## [WORK REQUEST]
The lines to be copied run from the one containing "Transcribe this image's" to the end of the material below; reproduce them exactly, including both ends, and nothing more.

## [RECORDS FOR THE TASK]
____________________
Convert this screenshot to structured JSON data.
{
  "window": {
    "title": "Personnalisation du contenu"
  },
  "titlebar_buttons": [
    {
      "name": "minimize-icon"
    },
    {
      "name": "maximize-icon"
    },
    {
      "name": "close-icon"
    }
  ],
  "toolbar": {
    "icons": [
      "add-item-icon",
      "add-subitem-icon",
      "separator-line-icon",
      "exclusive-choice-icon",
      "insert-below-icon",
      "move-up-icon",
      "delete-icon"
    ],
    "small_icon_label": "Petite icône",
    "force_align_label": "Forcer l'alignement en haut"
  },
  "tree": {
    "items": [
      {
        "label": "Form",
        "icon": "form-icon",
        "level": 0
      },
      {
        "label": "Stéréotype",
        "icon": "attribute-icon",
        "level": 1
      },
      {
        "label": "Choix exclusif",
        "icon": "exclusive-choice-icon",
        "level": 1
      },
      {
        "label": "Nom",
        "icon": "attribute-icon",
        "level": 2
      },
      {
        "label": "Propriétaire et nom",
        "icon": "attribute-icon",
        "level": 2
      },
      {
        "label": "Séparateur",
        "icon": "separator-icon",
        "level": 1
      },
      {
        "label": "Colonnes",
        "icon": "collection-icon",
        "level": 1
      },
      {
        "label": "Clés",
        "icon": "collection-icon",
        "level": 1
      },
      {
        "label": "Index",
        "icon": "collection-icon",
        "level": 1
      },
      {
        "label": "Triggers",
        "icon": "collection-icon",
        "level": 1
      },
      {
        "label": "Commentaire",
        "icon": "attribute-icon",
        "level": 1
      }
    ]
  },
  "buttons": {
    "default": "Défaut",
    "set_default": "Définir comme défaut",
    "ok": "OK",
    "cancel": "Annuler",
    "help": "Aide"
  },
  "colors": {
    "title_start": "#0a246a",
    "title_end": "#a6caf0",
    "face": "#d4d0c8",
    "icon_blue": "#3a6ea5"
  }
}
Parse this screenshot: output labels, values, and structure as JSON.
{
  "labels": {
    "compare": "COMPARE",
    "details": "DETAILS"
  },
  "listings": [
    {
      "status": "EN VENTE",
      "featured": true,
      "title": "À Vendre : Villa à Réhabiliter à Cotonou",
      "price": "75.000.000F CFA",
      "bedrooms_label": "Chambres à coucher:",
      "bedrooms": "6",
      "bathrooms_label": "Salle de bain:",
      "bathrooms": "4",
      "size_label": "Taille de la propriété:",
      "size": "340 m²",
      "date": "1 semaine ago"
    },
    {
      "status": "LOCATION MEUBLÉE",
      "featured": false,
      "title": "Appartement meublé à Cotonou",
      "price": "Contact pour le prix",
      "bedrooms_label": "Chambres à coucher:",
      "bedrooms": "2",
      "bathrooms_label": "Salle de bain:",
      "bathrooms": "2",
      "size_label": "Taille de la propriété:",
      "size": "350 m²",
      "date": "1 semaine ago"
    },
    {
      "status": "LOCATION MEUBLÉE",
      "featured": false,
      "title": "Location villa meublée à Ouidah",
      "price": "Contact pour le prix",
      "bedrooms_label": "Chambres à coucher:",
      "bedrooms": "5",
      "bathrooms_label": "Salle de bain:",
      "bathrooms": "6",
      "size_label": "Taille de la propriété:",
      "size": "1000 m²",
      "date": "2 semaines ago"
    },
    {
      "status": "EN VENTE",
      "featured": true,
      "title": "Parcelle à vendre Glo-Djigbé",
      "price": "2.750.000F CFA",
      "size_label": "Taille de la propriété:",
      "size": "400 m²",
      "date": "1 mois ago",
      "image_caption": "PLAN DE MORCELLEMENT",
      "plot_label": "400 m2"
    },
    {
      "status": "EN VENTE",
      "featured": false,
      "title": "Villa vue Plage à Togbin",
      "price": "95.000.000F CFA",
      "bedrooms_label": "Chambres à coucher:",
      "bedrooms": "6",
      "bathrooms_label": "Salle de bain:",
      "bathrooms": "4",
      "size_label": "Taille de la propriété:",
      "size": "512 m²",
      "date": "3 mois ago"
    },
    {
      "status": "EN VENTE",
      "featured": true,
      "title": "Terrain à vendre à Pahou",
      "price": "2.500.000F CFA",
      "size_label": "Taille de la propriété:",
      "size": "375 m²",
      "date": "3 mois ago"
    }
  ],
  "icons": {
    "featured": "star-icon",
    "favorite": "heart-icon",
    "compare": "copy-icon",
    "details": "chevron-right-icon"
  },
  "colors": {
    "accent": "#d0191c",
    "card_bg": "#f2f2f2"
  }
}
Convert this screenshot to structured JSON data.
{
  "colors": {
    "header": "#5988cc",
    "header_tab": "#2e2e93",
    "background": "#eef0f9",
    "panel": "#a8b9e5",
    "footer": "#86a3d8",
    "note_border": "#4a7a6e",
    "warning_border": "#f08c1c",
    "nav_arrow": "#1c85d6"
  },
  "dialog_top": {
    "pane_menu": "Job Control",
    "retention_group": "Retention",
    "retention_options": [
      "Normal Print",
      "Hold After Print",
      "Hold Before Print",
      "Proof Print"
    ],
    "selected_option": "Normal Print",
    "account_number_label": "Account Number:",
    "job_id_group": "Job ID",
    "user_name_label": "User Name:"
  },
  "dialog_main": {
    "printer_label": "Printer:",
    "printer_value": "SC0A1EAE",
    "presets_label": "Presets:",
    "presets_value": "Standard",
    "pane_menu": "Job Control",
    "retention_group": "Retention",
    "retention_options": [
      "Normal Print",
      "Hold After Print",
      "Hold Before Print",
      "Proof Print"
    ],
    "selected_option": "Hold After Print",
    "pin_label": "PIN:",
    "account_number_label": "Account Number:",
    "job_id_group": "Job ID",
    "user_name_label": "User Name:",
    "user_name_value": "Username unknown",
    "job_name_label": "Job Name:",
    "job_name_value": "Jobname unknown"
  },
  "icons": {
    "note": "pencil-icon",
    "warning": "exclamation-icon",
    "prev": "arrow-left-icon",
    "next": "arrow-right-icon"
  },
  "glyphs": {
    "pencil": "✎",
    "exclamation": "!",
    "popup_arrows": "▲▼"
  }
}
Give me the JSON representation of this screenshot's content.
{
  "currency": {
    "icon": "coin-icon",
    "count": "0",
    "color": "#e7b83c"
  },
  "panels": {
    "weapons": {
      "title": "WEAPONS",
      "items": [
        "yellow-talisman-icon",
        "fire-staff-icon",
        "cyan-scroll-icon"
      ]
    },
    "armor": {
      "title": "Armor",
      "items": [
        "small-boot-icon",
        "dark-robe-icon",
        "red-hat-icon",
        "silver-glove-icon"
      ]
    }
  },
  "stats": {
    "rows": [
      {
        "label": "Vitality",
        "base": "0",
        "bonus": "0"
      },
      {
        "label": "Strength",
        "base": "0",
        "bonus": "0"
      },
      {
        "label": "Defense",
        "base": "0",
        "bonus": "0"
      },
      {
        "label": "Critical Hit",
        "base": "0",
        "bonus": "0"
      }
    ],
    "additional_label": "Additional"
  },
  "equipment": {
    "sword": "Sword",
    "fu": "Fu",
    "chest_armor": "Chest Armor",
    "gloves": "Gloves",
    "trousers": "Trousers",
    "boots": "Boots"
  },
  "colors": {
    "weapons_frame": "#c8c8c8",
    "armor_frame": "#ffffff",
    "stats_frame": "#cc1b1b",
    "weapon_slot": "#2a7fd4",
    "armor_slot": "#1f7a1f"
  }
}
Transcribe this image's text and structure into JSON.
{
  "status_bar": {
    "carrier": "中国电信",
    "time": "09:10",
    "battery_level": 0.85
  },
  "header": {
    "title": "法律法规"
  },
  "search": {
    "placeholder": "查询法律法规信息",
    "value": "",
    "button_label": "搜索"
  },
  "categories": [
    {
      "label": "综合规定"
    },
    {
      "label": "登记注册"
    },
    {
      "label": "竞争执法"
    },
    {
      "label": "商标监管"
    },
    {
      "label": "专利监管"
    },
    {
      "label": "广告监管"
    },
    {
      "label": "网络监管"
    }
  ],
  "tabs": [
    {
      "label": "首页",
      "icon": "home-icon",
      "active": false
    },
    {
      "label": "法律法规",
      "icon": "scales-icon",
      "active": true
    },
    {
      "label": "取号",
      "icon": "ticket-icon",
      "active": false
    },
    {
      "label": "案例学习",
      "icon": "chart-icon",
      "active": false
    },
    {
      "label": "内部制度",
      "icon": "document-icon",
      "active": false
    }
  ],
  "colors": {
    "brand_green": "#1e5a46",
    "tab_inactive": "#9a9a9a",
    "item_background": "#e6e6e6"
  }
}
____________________
## [EXPECTED OUTPUT]
Transcribe this image's text and structure into JSON.
{
  "status_bar": {
    "carrier": "中国电信",
    "time": "09:10",
    "battery_level": 0.85
  },
  "header": {
    "title": "法律法规"
  },
  "search": {
    "placeholder": "查询法律法规信息",
    "value": "",
    "button_label": "搜索"
  },
  "categories": [
    {
      "label": "综合规定"
    },
    {
      "label": "登记注册"
    },
    {
      "label": "竞争执法"
    },
    {
      "label": "商标监管"
    },
    {
      "label": "专利监管"
    },
    {
      "label": "广告监管"
    },
    {
      "label": "网络监管"
    }
  ],
  "tabs": [
    {
      "label": "首页",
      "icon": "home-icon",
      "active": false
    },
    {
      "label": "法律法规",
      "icon": "scales-icon",
      "active": true
    },
    {
      "label": "取号",
      "icon": "ticket-icon",
      "active": false
    },
    {
      "label": "案例学习",
      "icon": "chart-icon",
      "active": false
    },
    {
      "label": "内部制度",
      "icon": "document-icon",
      "active": false
    }
  ],
  "colors": {
    "brand_green": "#1e5a46",
    "tab_inactive": "#9a9a9a",
    "item_background": "#e6e6e6"
  }
}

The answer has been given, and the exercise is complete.